At her wits' end, since Krogstad, having received his dismissal from Helmer, proposes not to have her prosecuted but to use the threat of that as blackmail over her husband, Nora lets Fru Linde fully into the secret of the loan, about which she had only dropped some exulting hints at their first meeting; and Fru Linde, who is also an old friend of Krogstad, promises to do what she can to dissuade him from the proposal. It seems Nora is comforted by the world around her but despair continues to attack her. "Listen, Torvald. I have heard that when a wife deserts her husband's house, as I am doing now, he is legally freed from all obligations towards her" (Ibsen). His wife, Nora, is presumably by something his junior, and, mother of three children though she may be, she has remained young for her years, as is revealed by her schoolgirl's taste for sweets and the unselfconscious abandon with which she romps among her children. She dances and sings. Her husband calls her 'squirrel' and 'lark' (Egan 48). She is very charming, entirely devoted to her husband; nor must one suppose that she neglects the ordinary duties which her generation expected of a wife, housekeeper and mother. On the other hand, a giddy pate often going with a light heart, Nora has the defects of her qualities. She has learned too deliberately to exploit the latter in order to gain her ends and she habitually indulges in chicane and deceit. In The Story of an Hour, Chopin portrays a woman who lives with unloved husband unable to divorce and start a new life (Sayersted 55). She is perceived as a physically weak person who needs care and family support, Chopin begins the story with the following words: "Mallard was afflicted with a heart trouble, great care was taken to break to her as gently as possible the news of her husband's death" (Chopin 25), similar to Mrs. Mallard, Nora may well be excused: not only has she never been taught better by an indulgent father or an indulgent husband, but her peccadilloes, when found out, have as often as not proved a subject for merriment. Only one event in her life has put her character to the test. That, of course, was her husband's serious illness and, though forgery is an ugly word and a still uglier thing, Nora resolutely faced a situation unlike any she had yet known; her perseverance in paying off the debt by very distasteful work, amid difficulties which it does not take much imagination to conceive, is altogether praiseworthy. In estimating Nora Helmer's character, we must not overlook the traces of such solid and hopeful elements (Egan 49).
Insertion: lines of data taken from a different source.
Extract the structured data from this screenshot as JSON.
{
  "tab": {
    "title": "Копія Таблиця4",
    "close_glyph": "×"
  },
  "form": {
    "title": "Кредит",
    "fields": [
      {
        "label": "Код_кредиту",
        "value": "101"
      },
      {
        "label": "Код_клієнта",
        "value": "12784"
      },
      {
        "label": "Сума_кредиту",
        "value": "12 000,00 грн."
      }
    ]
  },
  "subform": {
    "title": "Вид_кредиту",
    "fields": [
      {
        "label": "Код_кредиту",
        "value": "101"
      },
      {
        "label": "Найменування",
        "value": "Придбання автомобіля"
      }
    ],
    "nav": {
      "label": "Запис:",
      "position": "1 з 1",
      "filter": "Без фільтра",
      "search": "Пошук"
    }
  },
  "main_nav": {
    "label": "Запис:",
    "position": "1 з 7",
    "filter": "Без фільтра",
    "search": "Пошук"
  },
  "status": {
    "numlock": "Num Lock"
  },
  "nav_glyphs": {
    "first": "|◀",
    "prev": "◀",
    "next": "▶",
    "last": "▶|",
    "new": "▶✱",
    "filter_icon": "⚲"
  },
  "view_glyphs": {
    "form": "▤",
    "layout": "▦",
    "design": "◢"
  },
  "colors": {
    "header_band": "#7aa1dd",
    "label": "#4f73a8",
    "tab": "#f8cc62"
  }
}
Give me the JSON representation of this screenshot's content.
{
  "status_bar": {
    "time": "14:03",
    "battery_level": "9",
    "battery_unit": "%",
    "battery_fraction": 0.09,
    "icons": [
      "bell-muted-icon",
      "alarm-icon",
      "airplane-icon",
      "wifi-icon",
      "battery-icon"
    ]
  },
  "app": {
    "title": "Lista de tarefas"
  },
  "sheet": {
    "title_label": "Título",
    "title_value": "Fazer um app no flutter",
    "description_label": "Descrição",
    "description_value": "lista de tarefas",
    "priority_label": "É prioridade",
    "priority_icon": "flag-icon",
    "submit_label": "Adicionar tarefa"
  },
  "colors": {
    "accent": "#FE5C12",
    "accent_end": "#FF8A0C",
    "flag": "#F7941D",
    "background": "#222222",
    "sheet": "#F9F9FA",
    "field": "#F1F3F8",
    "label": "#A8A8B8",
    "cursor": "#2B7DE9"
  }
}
Both authors, Ibsen and Chopin, criticize marriage and social norms. In his criticism of marriage, Ibsen was seen to be joining in that disturbing modern movement of looking in general upon man and his social arrangements. A Doll's House afforded support for this apprehension outside the treatment of the Helmer marriage (Egan 43)Nora is irresponsible and frivolous, not only because the serious elements in her nature have never received encouragement, but also because she has inherited from her father a disposition towards frivolity and irresponsibility. Fundamentally, that is the great problem in all the works of